Copy the records below exactly, leaving out every picture.
◇ ◇ ◇ ◇ ◇
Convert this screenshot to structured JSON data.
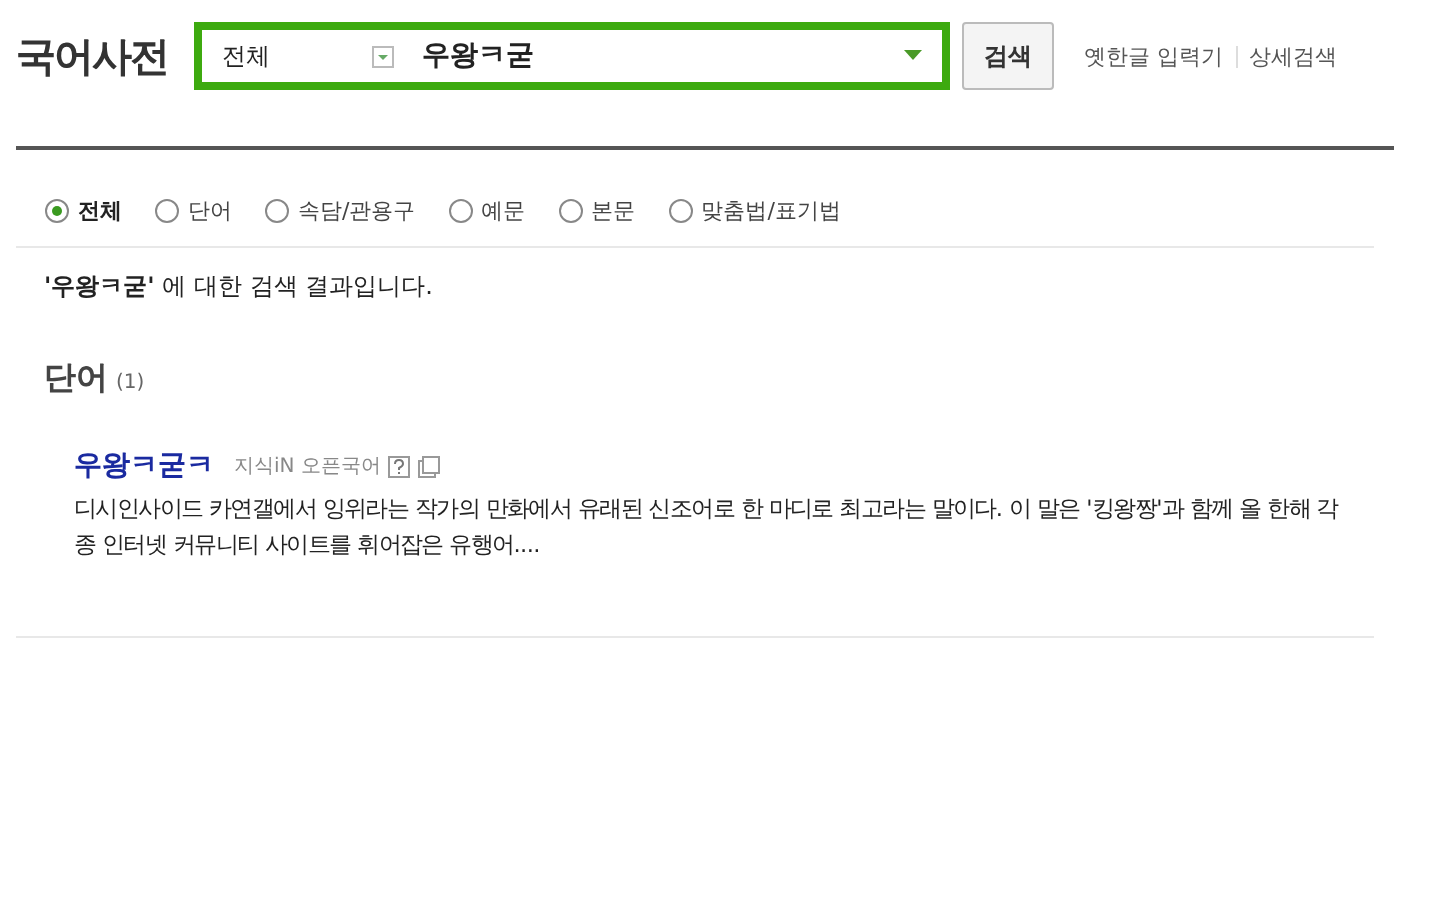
{
  "logo": "국어사전",
  "search": {
    "scope": "전체",
    "value": "우왕ㅋ굳",
    "button": "검색"
  },
  "links": [
    "옛한글 입력기",
    "상세검색"
  ],
  "filters": [
    {
      "label": "전체",
      "selected": true
    },
    {
      "label": "단어",
      "selected": false
    },
    {
      "label": "속담/관용구",
      "selected": false
    },
    {
      "label": "예문",
      "selected": false
    },
    {
      "label": "본문",
      "selected": false
    },
    {
      "label": "맞춤법/표기법",
      "selected": false
    }
  ],
  "result_summary": "**'우왕ㅋ굳'** 에 대한 검색 결과입니다.",
  "section": {
    "title": "단어",
    "count": "(1)"
  },
  "entries": [
    {
      "word": "우왕ㅋ굳ㅋ",
      "source": "지식iN 오픈국어",
      "description": "디시인사이드 카연갤에서 잉위라는 작가의 만화에서 유래된 신조어로 한 마디로 최고라는 말이다. 이 말은 '킹왕짱'과 함께 올 한해 각종 인터넷 커뮤니티 사이트를 휘어잡은 유행어...."
    }
  ]
}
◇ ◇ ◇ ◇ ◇
> _TASK OUTPUT_
Convert this screenshot to structured JSON data.
{
  "logo": "국어사전",
  "search": {
    "scope": "전체",
    "value": "우왕ㅋ굳",
    "button": "검색"
  },
  "links": [
    "옛한글 입력기",
    "상세검색"
  ],
  "filters": [
    {
      "label": "전체",
      "selected": true
    },
    {
      "label": "단어",
      "selected": false
    },
    {
      "label": "속담/관용구",
      "selected": false
    },
    {
      "label": "예문",
      "selected": false
    },
    {
      "label": "본문",
      "selected": false
    },
    {
      "label": "맞춤법/표기법",
      "selected": false
    }
  ],
  "result_summary": "**'우왕ㅋ굳'** 에 대한 검색 결과입니다.",
  "section": {
    "title": "단어",
    "count": "(1)"
  },
  "entries": [
    {
      "word": "우왕ㅋ굳ㅋ",
      "source": "지식iN 오픈국어",
      "description": "디시인사이드 카연갤에서 잉위라는 작가의 만화에서 유래된 신조어로 한 마디로 최고라는 말이다. 이 말은 '킹왕짱'과 함께 올 한해 각종 인터넷 커뮤니티 사이트를 휘어잡은 유행어...."
    }
  ]
}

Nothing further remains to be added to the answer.